Right, so if I'm using a synchronous connection the connection is faster since I don't take into account the overhead like the ACK/NACK's. A calculation like the following would be good enough then:

7x1,000=7,000 bits
7,000/1,200=5.833...seconds?

Although if I'm using asynchronous and there's an overhead of 10 bytes it'd be something like:

7x1,000=7,000 bits + (10x8) = 7,080
7,080/1,200=5.9...seconds?

Somehow that doesn't seem too right... :S Anybody?
0
 
LVL 22

Expert Comment

by:grg99
ID: 10979197
Youre right, its not right.

Sychronous doesnt imply ack/nack.   Acks are a separate error correcttion protocol, a whole different layer.

Synchonous usually means the data is sent in blocks, usually with a few preceding SYNC bytes.  So theres no start or stop bits on each byte, but a few sync bytes on each block.

Async by itself doesnt imply any ac/nacks either, but it does mean at least one start and stop bit around each byte.  Sometimes 1.42, 1.5, or 2 stop bits.  

0
 
LVL 1

Expert Comment

by:bsod
ID: 10980533
> I'm actually preparing for an exam and I don't know how to do this question on the practise paper

Sarcasm aside, studying for exams *is* homework....
0
 
LVL 3

Author Comment

by:Unimatrix_001
ID: 11074872
Thanks all! :-) Sorry for the delay been a bit busy lately...
0
 
LVL 18

Expert Comment

by:bruno
ID: 11086131
daydreams,

>>Please do not accept my answer if you plan to grade it less than an A


they must have missed that...  ;-)


that's ok - i was the first one to take a guess, which was right in the middle of the too accepted answers and i got nothing....  :-)
0
 
LVL 15

Expert Comment

by:Daydreams
ID: 11086335
>..and i got nothing....  :-)

I would rather get nothing than get a B!! That's just me. I answered this before it got moved from the "Lounge Resource Channel", that's why I said that about the A grade.
0

Featured Post

Building an interactive eFuture classroom

Watch and learn how ATEN provided a total control system solution including seamless switching matrix switch, HDBaseT extenders, PDU, lighting control to build an interactive eFuture classroom.

Question has a verified solution.

If you are experiencing a similar issue, please ask a related question

Join Greg Farro and Ethan Banks from Packet Pushers (http://packetpushers.net/podcast/podcasts/pq-show-93-smart-network-monitoring-paessler-sponsored/) and Greg Ross from Paessler (https://www.paessler.com/prtg) for a discussion about smart network …
I had an issue with InstallShield not being able to use Computer Browser service on Windows Server 2012. Here is the solution I found.
Viewers will learn how to connect to a wireless network using the network security key.
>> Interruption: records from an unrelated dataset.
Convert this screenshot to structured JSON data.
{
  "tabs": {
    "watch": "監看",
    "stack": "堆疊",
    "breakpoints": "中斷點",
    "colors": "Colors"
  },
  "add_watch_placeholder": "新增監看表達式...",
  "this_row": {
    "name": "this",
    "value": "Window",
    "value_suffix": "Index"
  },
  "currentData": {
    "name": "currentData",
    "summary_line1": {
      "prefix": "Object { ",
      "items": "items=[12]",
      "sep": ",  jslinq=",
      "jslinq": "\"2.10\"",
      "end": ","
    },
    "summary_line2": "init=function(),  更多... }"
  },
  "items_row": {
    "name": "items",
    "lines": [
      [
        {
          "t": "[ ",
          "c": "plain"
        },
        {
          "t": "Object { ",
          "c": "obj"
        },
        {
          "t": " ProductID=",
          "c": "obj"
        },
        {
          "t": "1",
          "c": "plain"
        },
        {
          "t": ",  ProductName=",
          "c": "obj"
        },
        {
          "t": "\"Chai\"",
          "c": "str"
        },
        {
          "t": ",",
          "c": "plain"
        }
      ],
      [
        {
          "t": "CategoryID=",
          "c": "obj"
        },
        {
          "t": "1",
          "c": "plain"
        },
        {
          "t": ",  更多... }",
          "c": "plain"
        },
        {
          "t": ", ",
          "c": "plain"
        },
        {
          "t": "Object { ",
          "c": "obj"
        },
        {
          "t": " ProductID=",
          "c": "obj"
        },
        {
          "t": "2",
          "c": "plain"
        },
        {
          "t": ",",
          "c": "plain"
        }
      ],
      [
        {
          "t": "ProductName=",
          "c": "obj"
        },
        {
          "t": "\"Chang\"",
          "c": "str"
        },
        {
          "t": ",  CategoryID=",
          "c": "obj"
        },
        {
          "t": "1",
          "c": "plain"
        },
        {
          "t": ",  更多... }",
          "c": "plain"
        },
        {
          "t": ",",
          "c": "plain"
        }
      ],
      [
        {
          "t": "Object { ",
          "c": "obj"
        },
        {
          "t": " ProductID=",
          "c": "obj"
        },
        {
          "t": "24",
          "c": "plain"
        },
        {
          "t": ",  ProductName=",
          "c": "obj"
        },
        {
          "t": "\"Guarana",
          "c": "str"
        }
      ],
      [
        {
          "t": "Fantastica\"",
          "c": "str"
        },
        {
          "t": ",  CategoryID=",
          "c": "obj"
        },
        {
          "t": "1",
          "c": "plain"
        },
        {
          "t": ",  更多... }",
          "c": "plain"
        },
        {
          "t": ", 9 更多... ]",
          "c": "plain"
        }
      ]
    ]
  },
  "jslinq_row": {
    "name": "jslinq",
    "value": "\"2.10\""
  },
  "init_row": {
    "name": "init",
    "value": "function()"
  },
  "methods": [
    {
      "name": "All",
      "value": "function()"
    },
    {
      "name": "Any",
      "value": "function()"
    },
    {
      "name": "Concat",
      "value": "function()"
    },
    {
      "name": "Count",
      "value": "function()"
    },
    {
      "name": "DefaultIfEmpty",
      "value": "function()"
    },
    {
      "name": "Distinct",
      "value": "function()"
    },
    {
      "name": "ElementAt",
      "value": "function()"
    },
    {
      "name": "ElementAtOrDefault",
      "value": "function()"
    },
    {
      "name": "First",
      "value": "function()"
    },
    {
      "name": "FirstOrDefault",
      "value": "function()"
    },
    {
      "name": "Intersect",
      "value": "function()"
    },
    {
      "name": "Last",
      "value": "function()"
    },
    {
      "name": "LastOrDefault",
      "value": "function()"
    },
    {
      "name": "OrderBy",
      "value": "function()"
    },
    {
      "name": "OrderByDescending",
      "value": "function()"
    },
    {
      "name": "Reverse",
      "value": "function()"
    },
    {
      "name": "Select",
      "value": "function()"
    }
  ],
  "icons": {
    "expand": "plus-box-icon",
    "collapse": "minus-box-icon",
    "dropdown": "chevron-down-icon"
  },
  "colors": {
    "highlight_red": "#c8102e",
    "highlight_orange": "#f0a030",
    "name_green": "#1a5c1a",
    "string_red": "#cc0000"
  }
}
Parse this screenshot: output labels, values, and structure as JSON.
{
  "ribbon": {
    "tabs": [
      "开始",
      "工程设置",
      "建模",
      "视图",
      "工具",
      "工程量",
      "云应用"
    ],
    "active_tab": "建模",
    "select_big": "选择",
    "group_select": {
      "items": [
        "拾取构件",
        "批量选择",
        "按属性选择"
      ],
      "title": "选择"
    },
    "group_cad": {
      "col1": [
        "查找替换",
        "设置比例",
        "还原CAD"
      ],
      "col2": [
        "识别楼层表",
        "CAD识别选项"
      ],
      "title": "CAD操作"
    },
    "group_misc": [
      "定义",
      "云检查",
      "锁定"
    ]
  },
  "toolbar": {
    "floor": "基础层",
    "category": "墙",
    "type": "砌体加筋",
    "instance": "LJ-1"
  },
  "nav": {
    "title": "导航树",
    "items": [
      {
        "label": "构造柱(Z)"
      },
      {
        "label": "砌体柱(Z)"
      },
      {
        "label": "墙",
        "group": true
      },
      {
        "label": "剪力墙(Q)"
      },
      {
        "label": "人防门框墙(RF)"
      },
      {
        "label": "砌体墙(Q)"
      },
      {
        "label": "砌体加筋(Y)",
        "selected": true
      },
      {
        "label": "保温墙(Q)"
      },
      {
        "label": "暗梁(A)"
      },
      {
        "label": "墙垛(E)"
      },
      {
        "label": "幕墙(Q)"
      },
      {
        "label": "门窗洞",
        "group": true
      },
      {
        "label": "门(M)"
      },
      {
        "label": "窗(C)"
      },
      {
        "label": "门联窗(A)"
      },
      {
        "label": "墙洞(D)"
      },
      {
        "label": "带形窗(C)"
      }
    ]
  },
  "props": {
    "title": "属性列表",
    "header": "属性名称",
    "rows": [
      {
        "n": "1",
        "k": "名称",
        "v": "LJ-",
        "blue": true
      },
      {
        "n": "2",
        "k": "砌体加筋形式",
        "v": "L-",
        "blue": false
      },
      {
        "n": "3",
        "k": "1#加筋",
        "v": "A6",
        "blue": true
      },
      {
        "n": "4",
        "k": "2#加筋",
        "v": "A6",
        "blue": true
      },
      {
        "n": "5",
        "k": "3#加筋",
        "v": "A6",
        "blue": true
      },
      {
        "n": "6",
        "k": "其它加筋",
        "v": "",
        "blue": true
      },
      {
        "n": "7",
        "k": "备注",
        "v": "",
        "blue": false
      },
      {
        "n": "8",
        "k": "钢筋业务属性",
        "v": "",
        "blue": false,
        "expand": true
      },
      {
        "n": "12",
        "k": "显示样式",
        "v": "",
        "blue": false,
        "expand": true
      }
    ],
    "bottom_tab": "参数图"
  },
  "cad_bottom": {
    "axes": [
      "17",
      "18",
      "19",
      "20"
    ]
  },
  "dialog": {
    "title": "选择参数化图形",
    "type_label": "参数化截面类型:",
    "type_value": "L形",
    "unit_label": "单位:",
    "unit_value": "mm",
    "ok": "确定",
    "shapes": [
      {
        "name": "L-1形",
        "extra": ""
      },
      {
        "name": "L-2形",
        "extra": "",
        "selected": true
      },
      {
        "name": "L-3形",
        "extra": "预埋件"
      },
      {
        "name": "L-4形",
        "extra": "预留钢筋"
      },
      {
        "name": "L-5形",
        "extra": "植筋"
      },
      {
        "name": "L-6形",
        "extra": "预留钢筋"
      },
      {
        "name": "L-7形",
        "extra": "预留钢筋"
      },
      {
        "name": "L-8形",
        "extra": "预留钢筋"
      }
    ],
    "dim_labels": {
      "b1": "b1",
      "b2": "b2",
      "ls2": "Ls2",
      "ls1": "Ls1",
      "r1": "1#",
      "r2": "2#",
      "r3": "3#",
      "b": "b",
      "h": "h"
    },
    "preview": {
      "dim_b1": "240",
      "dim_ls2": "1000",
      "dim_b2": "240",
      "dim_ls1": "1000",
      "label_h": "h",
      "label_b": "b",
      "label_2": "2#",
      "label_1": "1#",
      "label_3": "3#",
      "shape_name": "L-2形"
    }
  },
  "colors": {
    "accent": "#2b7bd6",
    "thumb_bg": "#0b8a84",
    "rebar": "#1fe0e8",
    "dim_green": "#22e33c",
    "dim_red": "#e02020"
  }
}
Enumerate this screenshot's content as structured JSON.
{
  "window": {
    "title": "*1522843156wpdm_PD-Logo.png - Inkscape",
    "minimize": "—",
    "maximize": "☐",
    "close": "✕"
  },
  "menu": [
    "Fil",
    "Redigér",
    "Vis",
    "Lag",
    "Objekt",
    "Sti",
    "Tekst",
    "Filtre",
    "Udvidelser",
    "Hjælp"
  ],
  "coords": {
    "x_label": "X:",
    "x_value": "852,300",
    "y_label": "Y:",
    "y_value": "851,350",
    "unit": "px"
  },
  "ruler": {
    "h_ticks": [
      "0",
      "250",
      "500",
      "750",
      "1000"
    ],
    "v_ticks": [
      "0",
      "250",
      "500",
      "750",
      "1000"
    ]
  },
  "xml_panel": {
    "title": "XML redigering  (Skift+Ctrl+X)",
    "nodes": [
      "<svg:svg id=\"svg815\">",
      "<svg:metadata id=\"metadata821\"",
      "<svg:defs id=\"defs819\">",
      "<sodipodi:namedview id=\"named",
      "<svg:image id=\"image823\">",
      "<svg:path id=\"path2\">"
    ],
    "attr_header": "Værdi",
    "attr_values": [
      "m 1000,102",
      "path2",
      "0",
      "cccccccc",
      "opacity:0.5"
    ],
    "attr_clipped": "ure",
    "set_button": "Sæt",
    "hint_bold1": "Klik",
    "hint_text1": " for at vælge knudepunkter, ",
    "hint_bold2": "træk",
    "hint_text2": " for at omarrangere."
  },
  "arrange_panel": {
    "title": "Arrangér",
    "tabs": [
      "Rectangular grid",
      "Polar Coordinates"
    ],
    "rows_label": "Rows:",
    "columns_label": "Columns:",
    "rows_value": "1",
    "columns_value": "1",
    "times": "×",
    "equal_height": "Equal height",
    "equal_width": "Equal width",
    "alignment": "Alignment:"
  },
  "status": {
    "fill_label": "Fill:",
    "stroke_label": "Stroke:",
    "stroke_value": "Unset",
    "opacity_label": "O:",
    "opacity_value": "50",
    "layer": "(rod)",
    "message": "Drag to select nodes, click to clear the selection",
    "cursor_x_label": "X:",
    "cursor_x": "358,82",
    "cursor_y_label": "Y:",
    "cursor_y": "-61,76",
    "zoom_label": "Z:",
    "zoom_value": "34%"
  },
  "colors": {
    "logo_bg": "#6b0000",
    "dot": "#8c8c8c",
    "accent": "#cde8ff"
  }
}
They will also learn how to access the IP address and DNS server for connections that must be done manually. After setting up a router, find the network security…
Here's a very brief overview of the methods PRTG Network Monitor (https://www.paessler.com/prtg) offers for monitoring bandwidth, to help you decide which methods you´d like to investigate in more detail.  The methods are covered in more detail in o…

756 members asked questions and received personalized solutions in the past 7 days.

Join the community of 500,000 technology professionals and ask your questions.

Join & Ask a Question